One thing to remember that it was one guy who made the decision, I.E. it was not a group decision. In fact I almost had the go ahead to do the upgrade until our friend jumped in and decided to “save” the company money. Our friend moved to other places after the damage was done about 2 months after the decision was made to band aid. Pretty convenient eh? Not to mention the multitude of other management changes that have taken place over the past 2 years, in effort to try to make RTM work. Over all things are better now than they were 2 years ago.

The Sky is Falling

I agree with George. For the last two years we’ve been adding features (complexity) and size (lines of code) to a system that should be replaced. And now he’s adding 1/3 more functionality. The logical conclusion seems that sometime, possibly in the not to distant future, the system will implode from its heritage.

Three Ways to Solve a Problem

The original quality problem had three possible solutions:

  1. Solved: This solution provides the maximum possible benefit. George would have a new system properly designed to handle the process.
  2. Resolved: This is the “good enough” solution. The results are satisfactory, but not maximized. George’s current reality.
  3. Dissolved: By changing requirements (such as quality parameters), the problem could just “go away.” Not going to happen for George.

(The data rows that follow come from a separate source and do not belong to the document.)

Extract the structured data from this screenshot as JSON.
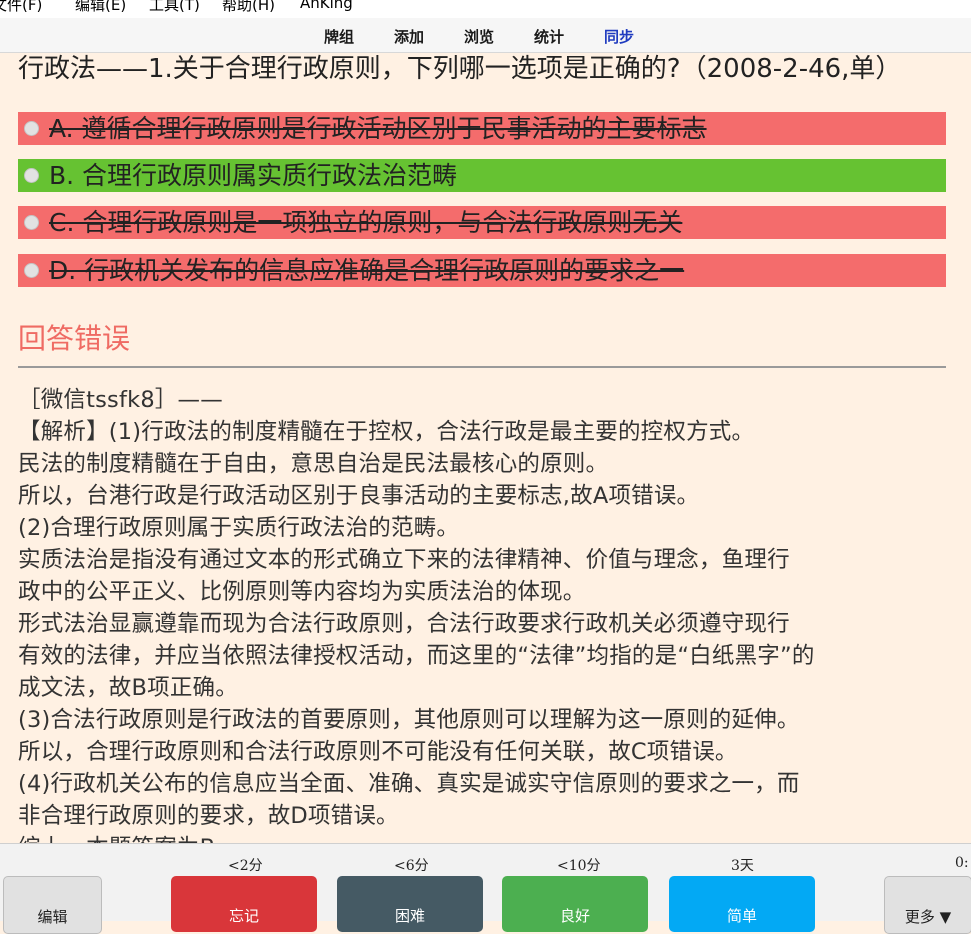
{
  "menubar": {
    "items": [
      "文件(F)",
      "编辑(E)",
      "工具(T)",
      "帮助(H)",
      "AnKing"
    ]
  },
  "toolbar": {
    "decks": "牌组",
    "add": "添加",
    "browse": "浏览",
    "stats": "统计",
    "sync": "同步"
  },
  "card": {
    "question": "行政法——1.关于合理行政原则，下列哪一选项是正确的?（2008-2-46,单）",
    "options": [
      {
        "text": "A. 遵循合理行政原则是行政活动区别于民事活动的主要标志",
        "status": "wrong"
      },
      {
        "text": "B. 合理行政原则属实质行政法治范畴",
        "status": "correct"
      },
      {
        "text": "C. 合理行政原则是一项独立的原则，与合法行政原则无关",
        "status": "wrong"
      },
      {
        "text": "D. 行政机关发布的信息应准确是合理行政原则的要求之一",
        "status": "wrong"
      }
    ],
    "result": "回答错误",
    "explanation": [
      "［微信tssfk8］——",
      "【解析】(1)行政法的制度精髓在于控权，合法行政是最主要的控权方式。",
      "民法的制度精髓在于自由，意思自治是民法最核心的原则。",
      "所以，台港行政是行政活动区别于良事活动的主要标志,故A项错误。",
      "(2)合理行政原则属于实质行政法治的范畴。",
      "实质法治是指没有通过文本的形式确立下来的法律精神、价值与理念，鱼理行",
      "政中的公平正义、比例原则等内容均为实质法治的体现。",
      "形式法治显赢遵靠而现为合法行政原则，合法行政要求行政机关必须遵守现行",
      "有效的法律，并应当依照法律授权活动，而这里的“法律”均指的是“白纸黑字”的",
      "成文法，故B项正确。",
      "(3)合法行政原则是行政法的首要原则，其他原则可以理解为这一原则的延伸。",
      "所以，合理行政原则和合法行政原则不可能没有任何关联，故C项错误。",
      "(4)行政机关公布的信息应当全面、准确、真实是诚实守信原则的要求之一，而",
      "非合理行政原则的要求，故D项错误。",
      "综上，本题答案为B。"
    ]
  },
  "bottombar": {
    "edit": "编辑",
    "again": {
      "label": "忘记",
      "interval": "<2分",
      "color": "#d9363a"
    },
    "hard": {
      "label": "困难",
      "interval": "<6分",
      "color": "#455a64"
    },
    "good": {
      "label": "良好",
      "interval": "<10分",
      "color": "#4caf50"
    },
    "easy": {
      "label": "简单",
      "interval": "3天",
      "color": "#03a9f4"
    },
    "timer": "0:",
    "more": "更多 ▼"
  }
}
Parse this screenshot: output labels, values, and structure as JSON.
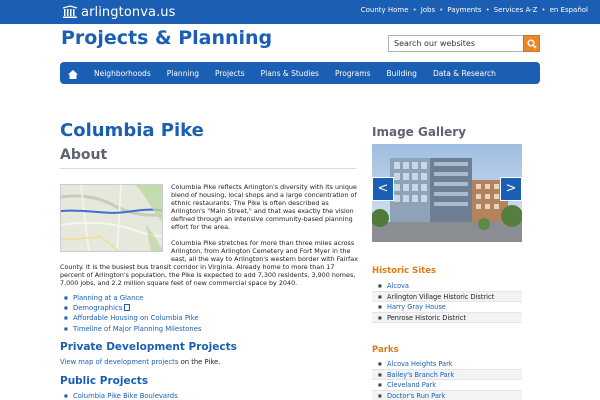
{
  "site": {
    "logo_text": "arlingtonva.us",
    "top_links": [
      "County Home",
      "Jobs",
      "Payments",
      "Services A-Z",
      "en Español"
    ]
  },
  "header": {
    "title": "Projects & Planning",
    "search_placeholder": "Search our websites"
  },
  "nav": {
    "items": [
      "Neighborhoods",
      "Planning",
      "Projects",
      "Plans & Studies",
      "Programs",
      "Building",
      "Data & Research"
    ]
  },
  "main": {
    "page_title": "Columbia Pike",
    "about_heading": "About",
    "paragraph1": "Columbia Pike reflects Arlington's diversity with its unique blend of housing, local shops and a large concentration of ethnic restaurants. The Pike is often described as Arlington's \"Main Street,\" and that was exactly the vision defined through an intensive community-based planning effort for the area.",
    "paragraph2a": "Columbia Pike stretches for more than three miles across Arlington, from Arlington Cemetery and Fort Myer in the east, all the way to Arlington's western border with Fairfax",
    "paragraph2b": "County. It is the busiest bus transit corridor in Virginia. Already home to more than 17 percent of Arlington's population, the Pike is expected to add 7,300 residents, 3,900 homes, 7,000 jobs, and 2.2 million square feet of new commercial space by 2040.",
    "links": [
      "Planning at a Glance",
      "Demographics",
      "Affordable Housing on Columbia Pike",
      "Timeline of Major Planning Milestones"
    ],
    "private_heading": "Private Development Projects",
    "dev_link": "View map of development projects",
    "dev_suffix": " on the Pike.",
    "public_heading": "Public Projects",
    "public_links": [
      "Columbia Pike Bike Boulevards"
    ]
  },
  "sidebar": {
    "gallery_title": "Image Gallery",
    "prev_label": "<",
    "next_label": ">",
    "historic_heading": "Historic Sites",
    "historic_sites": [
      {
        "label": "Alcova",
        "link": true
      },
      {
        "label": "Arlington Village Historic District",
        "link": false
      },
      {
        "label": "Harry Gray House",
        "link": true
      },
      {
        "label": "Penrose Historic District",
        "link": false
      }
    ],
    "parks_heading": "Parks",
    "parks": [
      "Alcova Heights Park",
      "Bailey's Branch Park",
      "Cleveland Park",
      "Doctor's Run Park"
    ]
  },
  "colors": {
    "brand_blue": "#1a5fb4",
    "accent_orange": "#e07b1a",
    "heading_gray": "#5d6470"
  }
}
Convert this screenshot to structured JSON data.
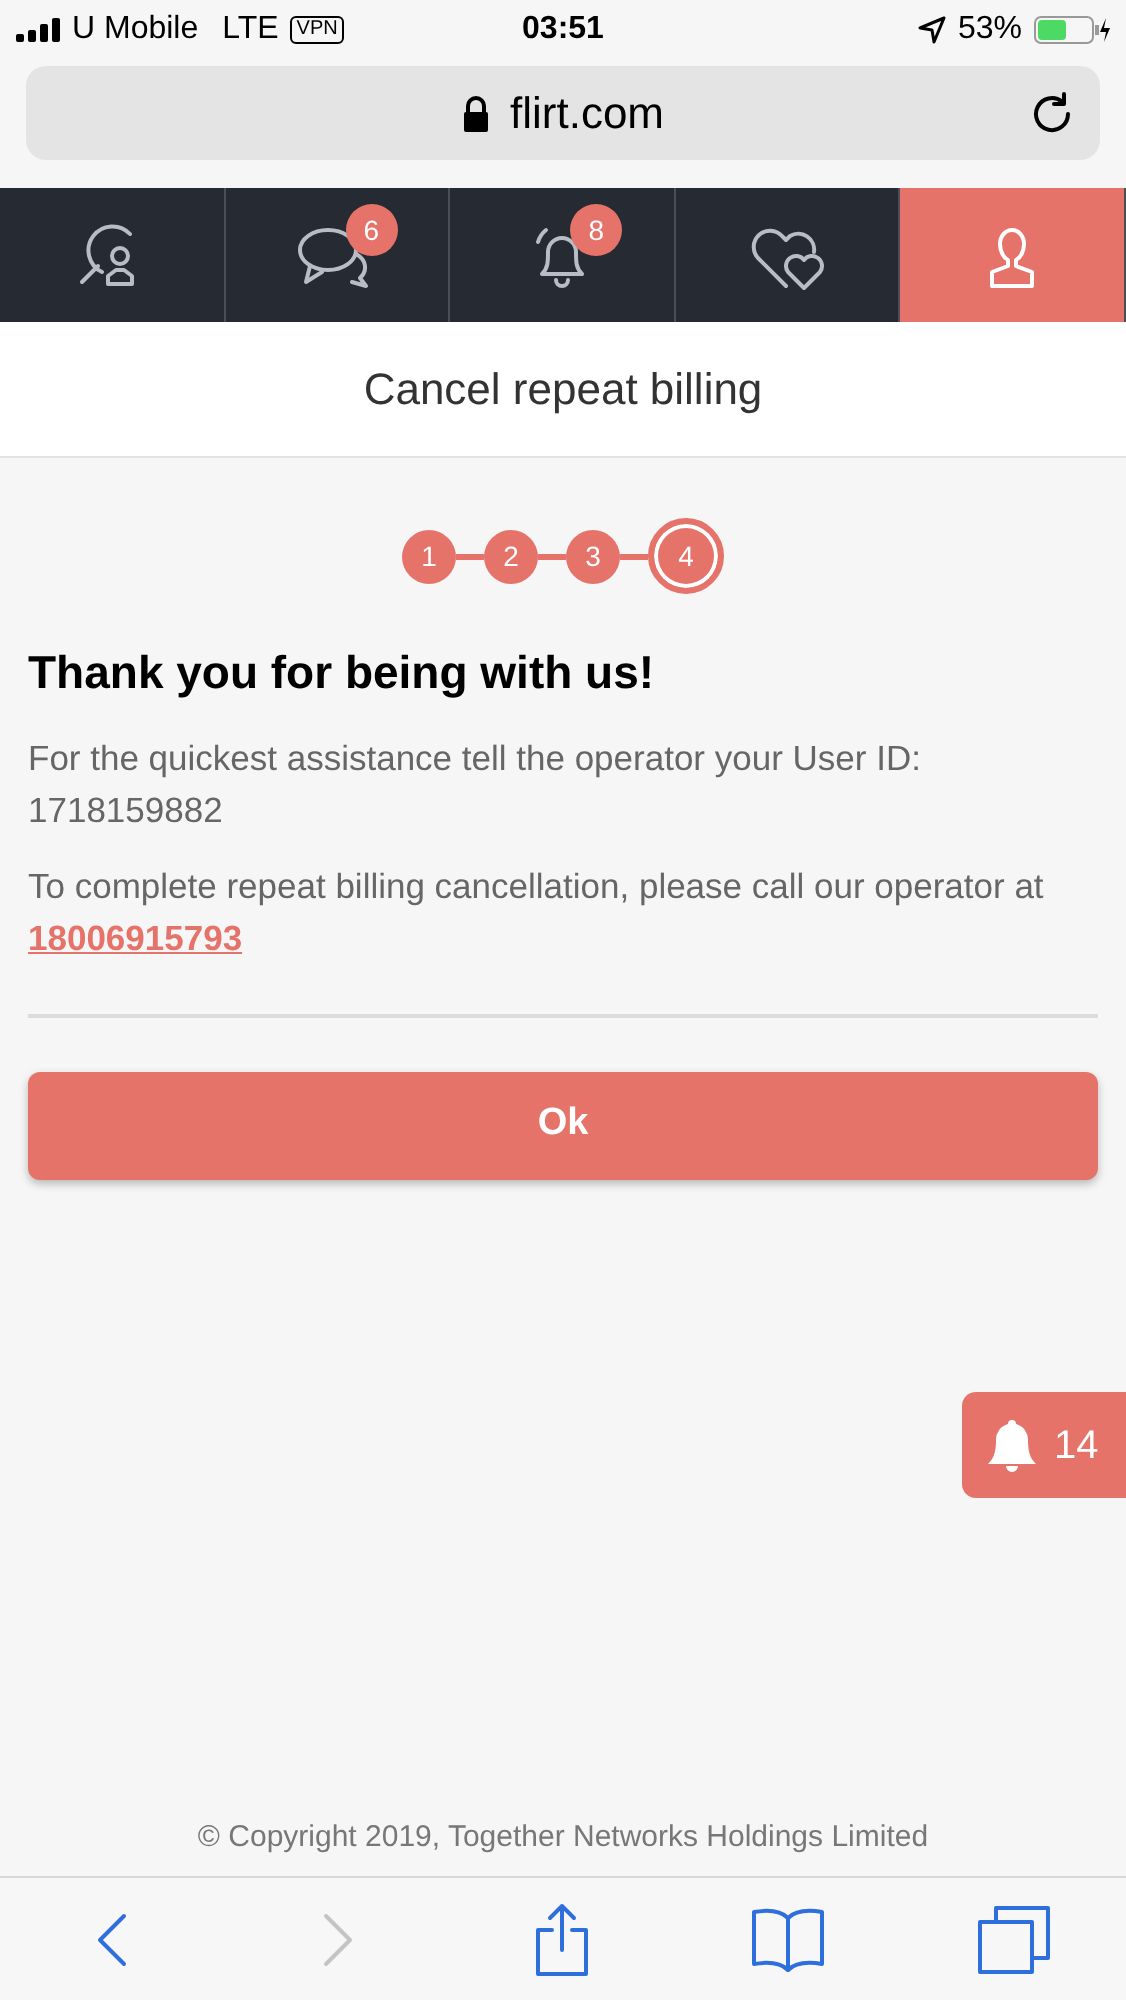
{
  "status_bar": {
    "carrier": "U Mobile",
    "network": "LTE",
    "vpn": "VPN",
    "time": "03:51",
    "battery": "53%"
  },
  "address_bar": {
    "url": "flirt.com"
  },
  "tabs": [
    {
      "kind": "search",
      "selected": false
    },
    {
      "kind": "messages",
      "badge": "6",
      "selected": false
    },
    {
      "kind": "notifications",
      "badge": "8",
      "selected": false
    },
    {
      "kind": "likes",
      "selected": false
    },
    {
      "kind": "profile",
      "selected": true
    }
  ],
  "page_title": "Cancel repeat billing",
  "steps": [
    {
      "label": "1",
      "selected": false
    },
    {
      "label": "2",
      "selected": false
    },
    {
      "label": "3",
      "selected": false
    },
    {
      "label": "4",
      "selected": true
    }
  ],
  "heading": "Thank you for being with us!",
  "user_id_text": "For the quickest assistance tell the operator your User ID: 1718159882",
  "call_text": "To complete repeat billing cancellation, please call our operator at",
  "phone_link": "18006915793",
  "ok_button": "Ok",
  "notification_count": "14",
  "copyright": "© Copyright 2019, Together Networks Holdings Limited",
  "toolbar": [
    {
      "kind": "back",
      "disabled": false
    },
    {
      "kind": "forward",
      "disabled": true
    },
    {
      "kind": "share",
      "disabled": false
    },
    {
      "kind": "bookmarks",
      "disabled": false
    },
    {
      "kind": "tabs",
      "disabled": false
    }
  ]
}
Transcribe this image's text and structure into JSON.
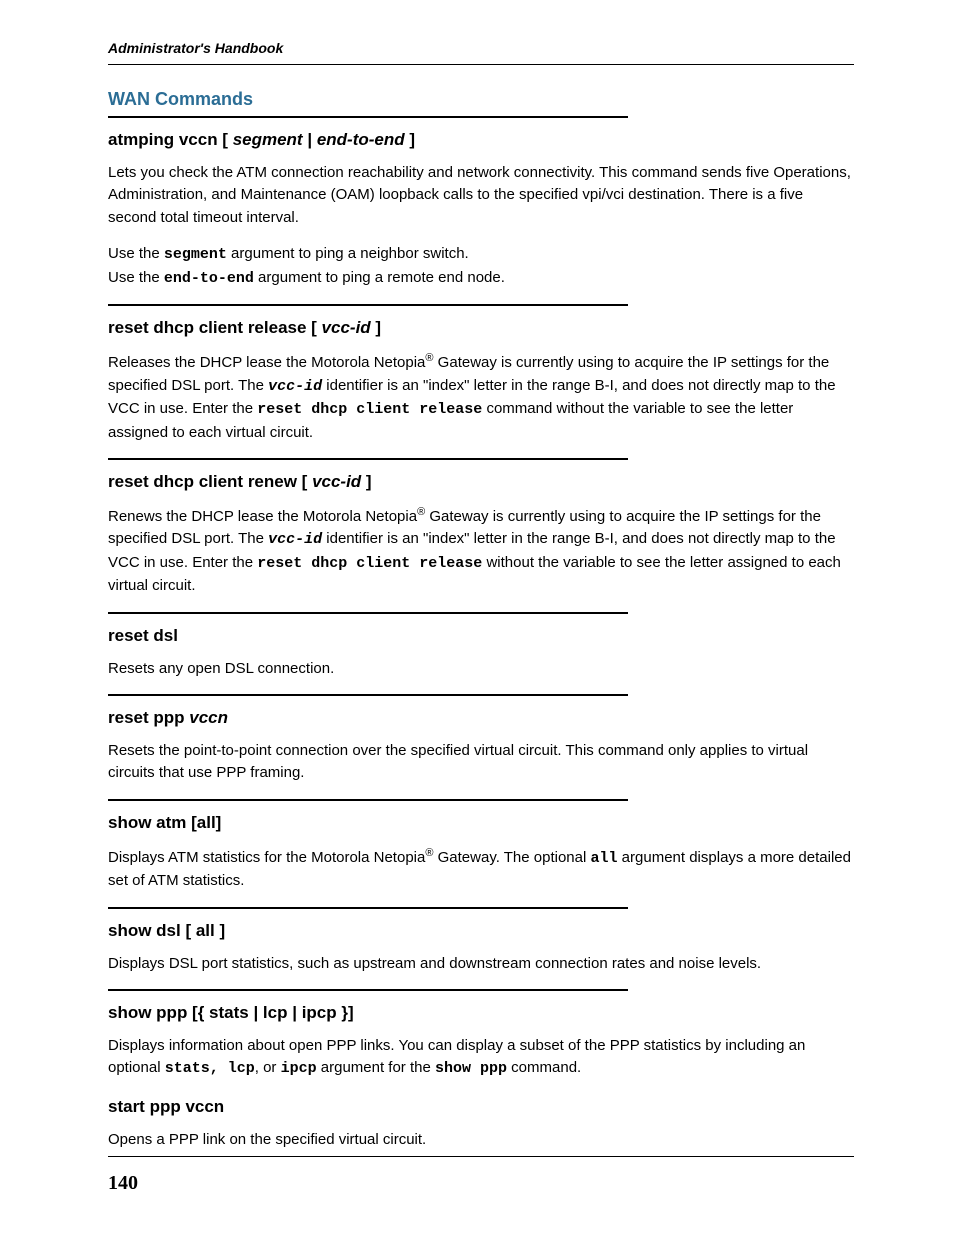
{
  "header": {
    "title": "Administrator's Handbook"
  },
  "section_title": "WAN Commands",
  "commands": [
    {
      "heading_pre": "atmping vccn [ ",
      "heading_ital": "segment",
      "heading_mid": " | ",
      "heading_ital2": "end-to-end",
      "heading_post": " ]",
      "body1": "Lets you check the ATM connection reachability and network connectivity. This command sends five Operations, Administration, and Maintenance (OAM) loopback calls to the specified vpi/vci destination. There is a five second total timeout interval.",
      "body2_pre": "Use the ",
      "body2_mono": "segment",
      "body2_post": " argument to ping a neighbor switch.",
      "body3_pre": "Use the ",
      "body3_mono": "end-to-end",
      "body3_post": " argument to ping a remote end node."
    },
    {
      "heading_pre": "reset dhcp client release [ ",
      "heading_ital": "vcc-id",
      "heading_post": " ]",
      "body1_pre": "Releases the DHCP lease the Motorola Netopia",
      "body1_sup": "®",
      "body1_mid": " Gateway is currently using to acquire the IP settings for the specified DSL port. The ",
      "body1_monoital": "vcc-id",
      "body1_mid2": " identifier is an \"index\" letter in the range B-I, and does not directly map to the VCC in use. Enter the ",
      "body1_mono": "reset dhcp client release",
      "body1_post": " command without the variable to see the letter assigned to each virtual circuit."
    },
    {
      "heading_pre": "reset dhcp client renew [ ",
      "heading_ital": "vcc-id",
      "heading_post": " ]",
      "body1_pre": "Renews the DHCP lease the Motorola Netopia",
      "body1_sup": "®",
      "body1_mid": " Gateway is currently using to acquire the IP settings for the specified DSL port. The ",
      "body1_monoital": "vcc-id",
      "body1_mid2": " identifier is an \"index\" letter in the range B-I, and does not directly map to the VCC in use. Enter the ",
      "body1_mono": "reset dhcp client release",
      "body1_post": " without the variable to see the letter assigned to each virtual circuit."
    },
    {
      "heading": "reset dsl",
      "body1": "Resets any open DSL connection."
    },
    {
      "heading_pre": "reset ppp ",
      "heading_ital": "vccn",
      "body1": "Resets the point-to-point connection over the specified virtual circuit. This command only applies to virtual circuits that use PPP framing."
    },
    {
      "heading": "show atm [all]",
      "body1_pre": "Displays ATM statistics for the Motorola Netopia",
      "body1_sup": "®",
      "body1_mid": " Gateway. The optional ",
      "body1_mono": "all",
      "body1_post": " argument displays a more detailed set of ATM statistics."
    },
    {
      "heading": "show dsl [ all ]",
      "body1": "Displays DSL port statistics, such as upstream and downstream connection rates and noise levels."
    },
    {
      "heading": "show ppp [{ stats | lcp | ipcp }]",
      "body1_pre": "Displays information about open PPP links. You can display a subset of the PPP statistics by including an optional ",
      "body1_mono": "stats, lcp",
      "body1_mid": ", or ",
      "body1_mono2": "ipcp",
      "body1_mid2": " argument for the ",
      "body1_mono3": "show ppp",
      "body1_post": " command."
    },
    {
      "heading": "start ppp vccn",
      "body1": "Opens a PPP link on the specified virtual circuit."
    }
  ],
  "page_number": "140"
}
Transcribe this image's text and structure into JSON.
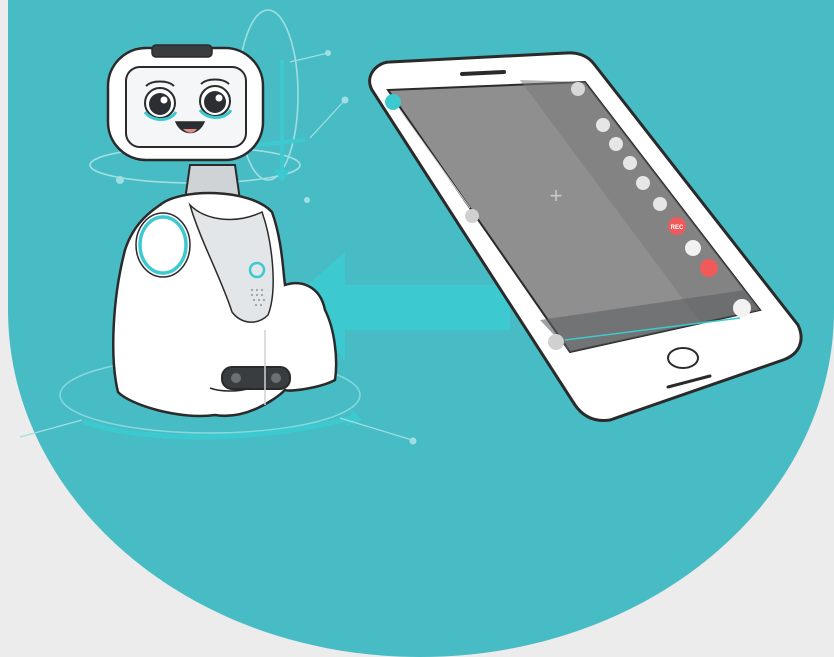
{
  "colors": {
    "background": "#ececec",
    "teal": "#48bcc4",
    "accent_teal": "#3ccad0",
    "robot_body": "#ffffff",
    "outline": "#2a2a2a",
    "phone_screen": "#8f8f8f",
    "record_red": "#f05a5a"
  },
  "icons": {
    "phone_top_left": "home-icon",
    "phone_bottom_left": "joystick-icon",
    "phone_bottom_right": "robot-icon",
    "phone_top_right": "chevron-up-icon",
    "side_controls": [
      "camera-icon",
      "photo-icon",
      "eye-icon",
      "heart-icon",
      "volume-icon",
      "record-button",
      "scissors-icon",
      "stop-button"
    ]
  },
  "phone_ui": {
    "record_label": "REC",
    "crosshair": "+"
  }
}
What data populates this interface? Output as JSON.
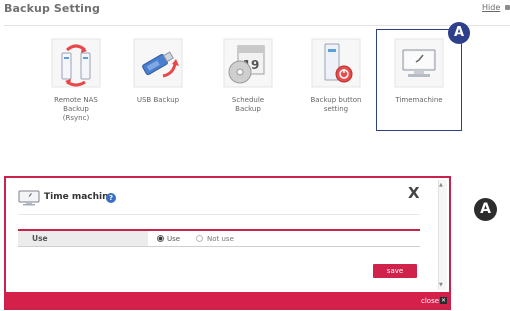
{
  "header": {
    "title": "Backup Setting",
    "hide_label": "Hide"
  },
  "tiles": [
    {
      "label": "Remote NAS\nBackup\n(Rsync)",
      "icon": "remote-nas-sync-icon"
    },
    {
      "label": "USB Backup",
      "icon": "usb-backup-icon"
    },
    {
      "label": "Schedule\nBackup",
      "icon": "schedule-backup-icon"
    },
    {
      "label": "Backup button\nsetting",
      "icon": "backup-button-icon"
    },
    {
      "label": "Timemachine",
      "icon": "monitor-clock-icon"
    }
  ],
  "callouts": {
    "badge_top": "A",
    "badge_right": "A"
  },
  "dialog": {
    "title": "Time machine",
    "close_label": "X",
    "help_glyph": "?",
    "use_row": {
      "label": "Use",
      "options": [
        "Use",
        "Not use"
      ],
      "selected": "Use"
    },
    "save_label": "save",
    "footer_close_label": "close"
  },
  "colors": {
    "accent": "#d0234c",
    "selection": "#2e3f8c",
    "badge": "#2d2d2d"
  }
}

With my help, George now has a system that satisfices. His new problem is getting management on board to realize a change should be made before it’s too late.